81

Give an example of how bcd function is concentration dependant.

Increased bcd in mother causes increased bcd in embryo. Cephalic furrow occurs more posteriorly due to a larger gradient of bcd hence increased development of anterior structures

82

Outline the translational regulation of morphogens by bcd.

Activates translation of zygotic hb. Represses translation of caudal mRNAs.

83

Describe how bcd regulates transcription of hb.

Binds to 5 sites on hb promoter. 9bp each. Some sites have a higher affinity than others.

84

How have the bcd binding sites on hb been identified?

DNA footprinting: hb promoter cloned. One end of DNA labeled with 32P isotope. DNA digested with DNAseI to obtain a ladder of fragments. Fragments form bands on agarose gel (continuous column). Express bcd in bacteria. Bind bcd to 32P labeled hb promoter strands in vitro. Digest sample with DNAseI. Bound fragments protected from DNAseI. Electrophoresis of digested fragments shows gaps in the column. Gaps correspond to the binding sited of bcd.

85

What is the evidence for bcd binding sites to be responsible for regulation?

Fusion constructs: hb promoter spliced into a reporter gene. Introduction of bcd into transgenic embryos containing promoter+reporter. Expression of reporter protein proves that promoter sites are responsible for regulation of hb by bcd.

86

How can high and low affinity bcd binding sites be compared?

Testing of synthetic 9bp binding sited in bcd mutant embryos.

87

Describe the synergistic action of hb and bcd on anterior development.

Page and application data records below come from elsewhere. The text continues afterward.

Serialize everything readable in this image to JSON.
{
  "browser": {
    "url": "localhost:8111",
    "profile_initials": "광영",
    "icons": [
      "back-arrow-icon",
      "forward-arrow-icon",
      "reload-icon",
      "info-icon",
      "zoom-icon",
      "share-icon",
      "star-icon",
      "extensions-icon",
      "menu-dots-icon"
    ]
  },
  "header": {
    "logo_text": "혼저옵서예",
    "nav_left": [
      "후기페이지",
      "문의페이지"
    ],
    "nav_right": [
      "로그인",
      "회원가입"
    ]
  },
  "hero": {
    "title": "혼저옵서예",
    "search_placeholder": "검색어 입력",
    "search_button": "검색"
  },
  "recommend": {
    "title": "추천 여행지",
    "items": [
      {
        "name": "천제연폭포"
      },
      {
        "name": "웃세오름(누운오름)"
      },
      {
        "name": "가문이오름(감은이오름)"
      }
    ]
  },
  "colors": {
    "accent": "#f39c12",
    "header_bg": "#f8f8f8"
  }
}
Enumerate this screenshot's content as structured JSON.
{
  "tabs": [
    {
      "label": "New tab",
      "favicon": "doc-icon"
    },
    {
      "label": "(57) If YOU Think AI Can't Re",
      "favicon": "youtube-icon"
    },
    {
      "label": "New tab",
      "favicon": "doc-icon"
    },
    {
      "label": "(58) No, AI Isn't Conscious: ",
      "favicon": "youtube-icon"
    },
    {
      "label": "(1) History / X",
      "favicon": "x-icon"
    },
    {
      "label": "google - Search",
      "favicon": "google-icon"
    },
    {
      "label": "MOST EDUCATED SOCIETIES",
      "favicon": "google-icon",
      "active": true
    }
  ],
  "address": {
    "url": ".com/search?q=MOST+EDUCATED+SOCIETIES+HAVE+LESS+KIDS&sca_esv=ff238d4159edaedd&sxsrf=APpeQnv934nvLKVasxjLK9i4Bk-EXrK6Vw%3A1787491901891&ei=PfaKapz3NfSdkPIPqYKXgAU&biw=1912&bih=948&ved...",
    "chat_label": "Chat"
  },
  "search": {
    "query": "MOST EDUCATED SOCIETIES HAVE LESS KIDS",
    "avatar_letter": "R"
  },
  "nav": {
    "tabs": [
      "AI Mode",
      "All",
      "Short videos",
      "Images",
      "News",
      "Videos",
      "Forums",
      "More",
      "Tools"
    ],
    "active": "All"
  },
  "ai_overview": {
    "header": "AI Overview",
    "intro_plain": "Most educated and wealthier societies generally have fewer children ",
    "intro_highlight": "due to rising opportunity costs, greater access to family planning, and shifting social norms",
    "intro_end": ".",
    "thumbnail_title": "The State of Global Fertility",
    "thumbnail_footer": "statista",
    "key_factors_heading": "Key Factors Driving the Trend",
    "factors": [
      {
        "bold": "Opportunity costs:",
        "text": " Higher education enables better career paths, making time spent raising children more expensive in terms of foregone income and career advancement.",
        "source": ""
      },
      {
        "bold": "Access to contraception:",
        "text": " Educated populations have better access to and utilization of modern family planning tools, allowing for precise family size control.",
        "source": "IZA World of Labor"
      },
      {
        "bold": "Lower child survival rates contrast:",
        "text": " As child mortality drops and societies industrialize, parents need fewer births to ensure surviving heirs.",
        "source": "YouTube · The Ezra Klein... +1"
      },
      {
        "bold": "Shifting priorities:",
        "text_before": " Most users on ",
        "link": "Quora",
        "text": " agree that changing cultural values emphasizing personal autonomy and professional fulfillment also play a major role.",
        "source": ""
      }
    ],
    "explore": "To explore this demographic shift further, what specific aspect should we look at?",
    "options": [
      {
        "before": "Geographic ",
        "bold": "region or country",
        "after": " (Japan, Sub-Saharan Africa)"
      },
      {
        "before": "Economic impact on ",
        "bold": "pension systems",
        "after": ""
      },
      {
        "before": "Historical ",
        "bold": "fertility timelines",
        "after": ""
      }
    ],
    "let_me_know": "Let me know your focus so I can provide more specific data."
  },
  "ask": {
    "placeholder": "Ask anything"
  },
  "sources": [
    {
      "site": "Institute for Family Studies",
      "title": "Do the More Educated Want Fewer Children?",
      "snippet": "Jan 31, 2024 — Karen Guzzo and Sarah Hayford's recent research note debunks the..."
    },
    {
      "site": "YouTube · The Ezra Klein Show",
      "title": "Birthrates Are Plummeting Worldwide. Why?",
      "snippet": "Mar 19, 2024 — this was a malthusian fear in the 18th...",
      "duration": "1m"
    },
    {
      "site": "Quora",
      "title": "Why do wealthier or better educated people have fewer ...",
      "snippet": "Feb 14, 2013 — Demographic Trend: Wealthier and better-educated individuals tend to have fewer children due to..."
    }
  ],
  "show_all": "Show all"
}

High concentration of bcd and/or the presence of hb causes expression of anterior development genes (otd/ems/btd). Different target genes respond to different concentrations of bcd.